Joseph Haydn : Kyrie from the Nelson mass (Arranged for Brass quintet)

Product Code : Haydn_01
The correct name for this mass is The Missa in Angustiis which means Mass for troubled times but is more commonly referred to as the Nelson Mass for the reason described below. It is one of fourteen masses written by Haydn, and is one of the six masses written near the end of his life which are, together, now seen as a culmination of Haydn's liturgical composition.
Haydn's chief biographer, H. C. Robbins Landon, has written that this mass "is arguably Haydn's greatest single composition". It was composed in 1798, and is one of the late masses by Haydn for the Esterhazy family composed after taking a short hiatus, during which elaborate church music was inhibited by the Josephinian reforms of the 1780s. The late sacred works of Haydn are masterworks, influenced by the experience of his London symphonies. They highlight the soloists and chorus while allowing the orchestra to play a prominent role.
Owing to the political and financial instability of this period in European history, Haydn's patron Nikolaus II dismissed the wind band octet, shortly before Haydn wrote the Missa in Angustiis for the Princess's name day. Haydn, therefore, was left with a "dark" orchestra composed of strings, trumpets, timpani, and organ. Later editors and arrangers added what they perceived to be missing woodwind parts, but the original scoring has again become the accepted choice for modern performances.
Though Haydn's reputation was at its peak in 1798, when he wrote this mass, the world was in turmoil. Napoleon had won four major battles with Austria in less than a year. The previous year, in early 1797, his armies had crossed the Alps and threatened Vienna itself. In May 1798, Napoleon invaded Egypt to destroy Britain's trade routes to the East. The summer of 1798 was therefore a terrifying time for Austria, and when Haydn finished this mass, his own title, in the catalogue of his works, was Missa in Angustiis (Mass for troubled times). What Haydn did not know when he wrote the mass, but what he and his audience heard (perhaps on September 15, the day of the very first performance), was that on 1 August, Napoleon had been dealt a stunning defeat in the Battle of the Nile by British forces led by Admiral Horatio Nelson. Because of this coincidence, the mass gradually acquired the nickname Lord Nelson Mass. The title became indelible when, in 1800, Lord Nelson himself visited the Palais Esterházy, accompanied by his mistress, Lady Hamilton, and may have heard the mass performed.

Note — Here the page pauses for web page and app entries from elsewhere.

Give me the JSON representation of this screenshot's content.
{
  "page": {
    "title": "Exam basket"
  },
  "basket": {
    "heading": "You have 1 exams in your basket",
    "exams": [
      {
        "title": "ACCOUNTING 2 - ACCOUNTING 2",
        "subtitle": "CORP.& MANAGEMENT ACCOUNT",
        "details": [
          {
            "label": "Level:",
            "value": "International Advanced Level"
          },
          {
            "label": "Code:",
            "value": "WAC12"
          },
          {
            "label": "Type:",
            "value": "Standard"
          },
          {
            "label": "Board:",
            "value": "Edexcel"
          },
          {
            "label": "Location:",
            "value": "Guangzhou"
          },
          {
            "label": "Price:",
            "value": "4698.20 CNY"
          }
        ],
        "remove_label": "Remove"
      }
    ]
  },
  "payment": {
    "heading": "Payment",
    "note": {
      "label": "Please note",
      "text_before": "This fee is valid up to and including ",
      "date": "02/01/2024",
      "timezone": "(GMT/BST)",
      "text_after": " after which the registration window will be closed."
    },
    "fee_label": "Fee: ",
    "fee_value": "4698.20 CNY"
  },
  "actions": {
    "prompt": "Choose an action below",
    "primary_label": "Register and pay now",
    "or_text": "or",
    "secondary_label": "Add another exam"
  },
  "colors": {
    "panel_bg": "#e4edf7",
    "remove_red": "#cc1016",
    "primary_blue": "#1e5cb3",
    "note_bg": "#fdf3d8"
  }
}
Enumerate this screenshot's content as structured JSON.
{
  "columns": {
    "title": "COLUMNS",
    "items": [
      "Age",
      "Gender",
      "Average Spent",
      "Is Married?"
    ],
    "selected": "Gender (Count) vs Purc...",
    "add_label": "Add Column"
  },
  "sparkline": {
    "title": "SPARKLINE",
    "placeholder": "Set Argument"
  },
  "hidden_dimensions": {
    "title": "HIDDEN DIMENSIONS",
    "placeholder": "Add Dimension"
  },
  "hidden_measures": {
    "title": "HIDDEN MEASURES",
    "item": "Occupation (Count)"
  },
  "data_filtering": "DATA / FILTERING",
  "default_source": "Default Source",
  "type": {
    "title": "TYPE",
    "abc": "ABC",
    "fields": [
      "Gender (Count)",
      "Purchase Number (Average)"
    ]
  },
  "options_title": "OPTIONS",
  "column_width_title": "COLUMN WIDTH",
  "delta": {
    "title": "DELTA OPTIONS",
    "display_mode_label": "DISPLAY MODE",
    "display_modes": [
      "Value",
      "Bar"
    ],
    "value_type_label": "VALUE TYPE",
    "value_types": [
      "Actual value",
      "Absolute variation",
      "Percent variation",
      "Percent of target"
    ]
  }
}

We are extremely pleased to be able to present this arrangement that has not previously been made available for brass ensemble until now. This was one of the most difficult pieces to arrange out of all the pieces that we have arranged so far due to the difficulty of achieving a good balance between the soloist, choral and orchestral parts since it is quite thickly scored which particularly stretches the resources of 5 players to the point that it requires very careful choice of where the most significant emphasis is required throughout the movement between soloist, choral, and orchestral accompaniment. However, we hope that you will enjoy trying this out and hopefully use it in a concert programme.

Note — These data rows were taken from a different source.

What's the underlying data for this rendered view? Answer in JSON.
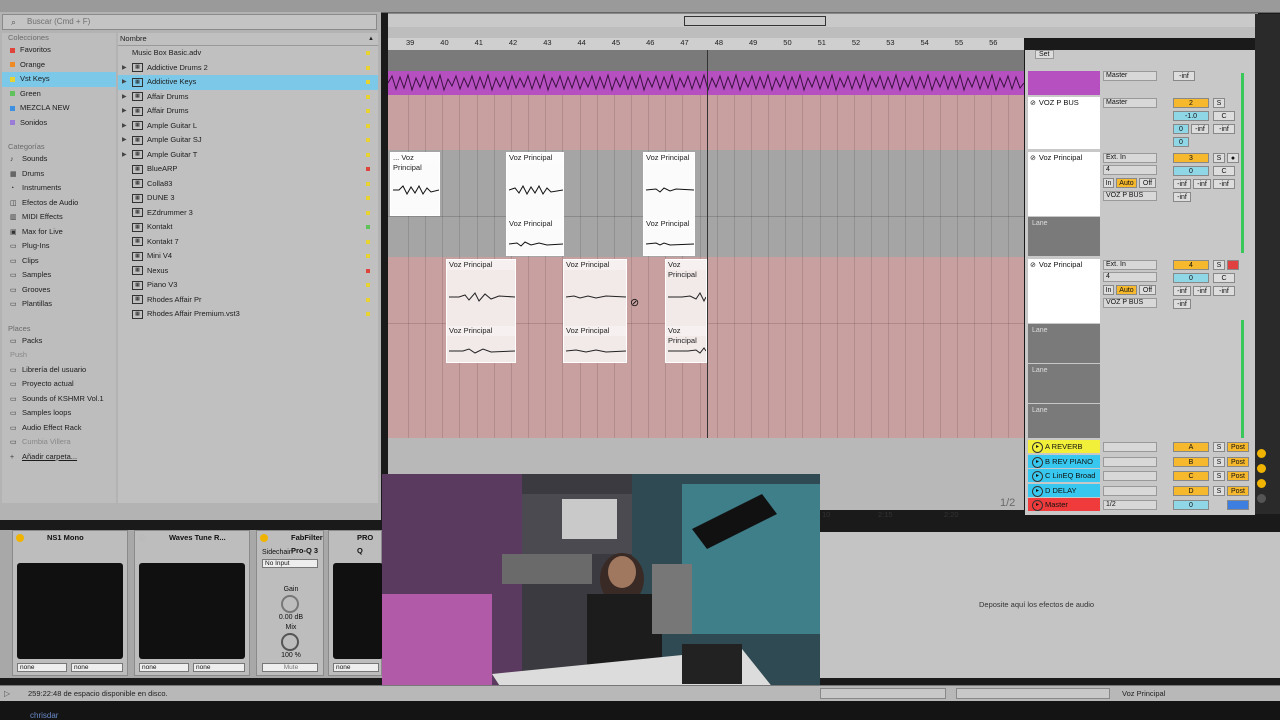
{
  "search": {
    "placeholder": "Buscar (Cmd + F)"
  },
  "collections": {
    "header": "Colecciones",
    "items": [
      {
        "label": "Favoritos",
        "color": "#e0433a"
      },
      {
        "label": "Orange",
        "color": "#f08a24"
      },
      {
        "label": "Vst Keys",
        "color": "#e8d230",
        "selected": true
      },
      {
        "label": "Green",
        "color": "#5fc25a"
      },
      {
        "label": "MEZCLA NEW",
        "color": "#3d8fe0"
      },
      {
        "label": "Sonidos",
        "color": "#9a7bd6"
      }
    ]
  },
  "categories": {
    "header": "Categorías",
    "items": [
      "Sounds",
      "Drums",
      "Instruments",
      "Efectos de Audio",
      "MIDI Effects",
      "Max for Live",
      "Plug-Ins",
      "Clips",
      "Samples",
      "Grooves",
      "Plantillas"
    ]
  },
  "places": {
    "header": "Places",
    "items": [
      "Packs",
      "Push",
      "Librería del usuario",
      "Proyecto actual",
      "Sounds of KSHMR Vol.1",
      "Samples loops",
      "Audio Effect Rack",
      "Cumbia Villera",
      "Añadir carpeta..."
    ]
  },
  "files": {
    "header": "Nombre",
    "items": [
      {
        "label": "Music Box Basic.adv"
      },
      {
        "label": "Addictive Drums 2"
      },
      {
        "label": "Addictive Keys",
        "selected": true
      },
      {
        "label": "Affair Drums"
      },
      {
        "label": "Affair Drums"
      },
      {
        "label": "Ample Guitar L"
      },
      {
        "label": "Ample Guitar SJ"
      },
      {
        "label": "Ample Guitar T"
      },
      {
        "label": "BlueARP"
      },
      {
        "label": "Colla83"
      },
      {
        "label": "DUNE 3"
      },
      {
        "label": "EZdrummer 3"
      },
      {
        "label": "Kontakt"
      },
      {
        "label": "Kontakt 7"
      },
      {
        "label": "Mini V4"
      },
      {
        "label": "Nexus"
      },
      {
        "label": "Piano V3"
      },
      {
        "label": "Rhodes Affair Pr"
      },
      {
        "label": "Rhodes Affair Premium.vst3"
      }
    ]
  },
  "ruler": {
    "bars": [
      "39",
      "40",
      "41",
      "42",
      "43",
      "44",
      "45",
      "46",
      "47",
      "48",
      "49",
      "50",
      "51",
      "52",
      "53",
      "54",
      "55",
      "56"
    ]
  },
  "clips": {
    "name": "Voz Principal",
    "name_truncated": "... Voz Principal"
  },
  "tracks": {
    "bus": {
      "name": "VOZ P BUS",
      "output": "Master",
      "number": "2",
      "volume": "-1.0",
      "pan": "C",
      "val0": "0",
      "inf": "-inf"
    },
    "track3": {
      "name": "Voz Principal",
      "input": "Ext. In",
      "channel": "4",
      "number": "3",
      "vol": "0",
      "pan": "C",
      "in": "In",
      "auto": "Auto",
      "off": "Off",
      "output": "VOZ P BUS",
      "lane": "Lane"
    },
    "track4": {
      "name": "Voz Principal",
      "input": "Ext. In",
      "channel": "4",
      "number": "4",
      "vol": "0",
      "pan": "C",
      "in": "In",
      "auto": "Auto",
      "off": "Off",
      "output": "VOZ P BUS",
      "lane": "Lane"
    },
    "top_output": "Master"
  },
  "returns": [
    {
      "label": "A REVERB",
      "color": "#f2ef3a",
      "letter": "A"
    },
    {
      "label": "B REV PIANO",
      "color": "#38c8ef",
      "letter": "B"
    },
    {
      "label": "C LinEQ Broad",
      "color": "#38c8ef",
      "letter": "C"
    },
    {
      "label": "D DELAY",
      "color": "#38c8ef",
      "letter": "D"
    },
    {
      "label": "Master",
      "color": "#ef3b3b",
      "letter": "0"
    }
  ],
  "mixer_misc": {
    "s": "S",
    "post": "Post",
    "half": "1/2",
    "page": "1/2"
  },
  "timeline2": {
    "t1": "2:15",
    "t2": "2:20",
    "t0": "10"
  },
  "devices": [
    {
      "title": "NS1 Mono",
      "sel_a": "none",
      "sel_b": "none"
    },
    {
      "title": "Waves Tune R...",
      "sel_a": "none",
      "sel_b": "none"
    },
    {
      "title": "FabFilter Pro-Q 3",
      "sidechain": "Sidechain",
      "input": "No Input",
      "gain_label": "Gain",
      "gain": "0.00 dB",
      "mix_label": "Mix",
      "mix": "100 %",
      "mute": "Mute"
    },
    {
      "title": "PRO Q",
      "sel_a": "none"
    }
  ],
  "dropzone": {
    "text": "Deposite aquí los efectos de audio"
  },
  "status": {
    "text": "259:22:48 de espacio disponible en disco.",
    "right": "Voz Principal"
  },
  "taskbar": {
    "left": "chrisdar"
  }
}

Technically, we would class this as intermediate difficulty, mainly due to the violin obligato parts that the trumpets are required to play in several places.
No. of Players : 5 Difficulty : Intermediate Arranged by : Mark Leigh
Download sample file : Click here
In most cases, this is the arrangment being played back using the Sibelius video export facility, but in some cases this is an actual performance by groups commissioned by Undiscovered Brass to actually perform the arrangment.
Kyrie from the Nelson mass (Arranged for Brass quintet)
Price : £20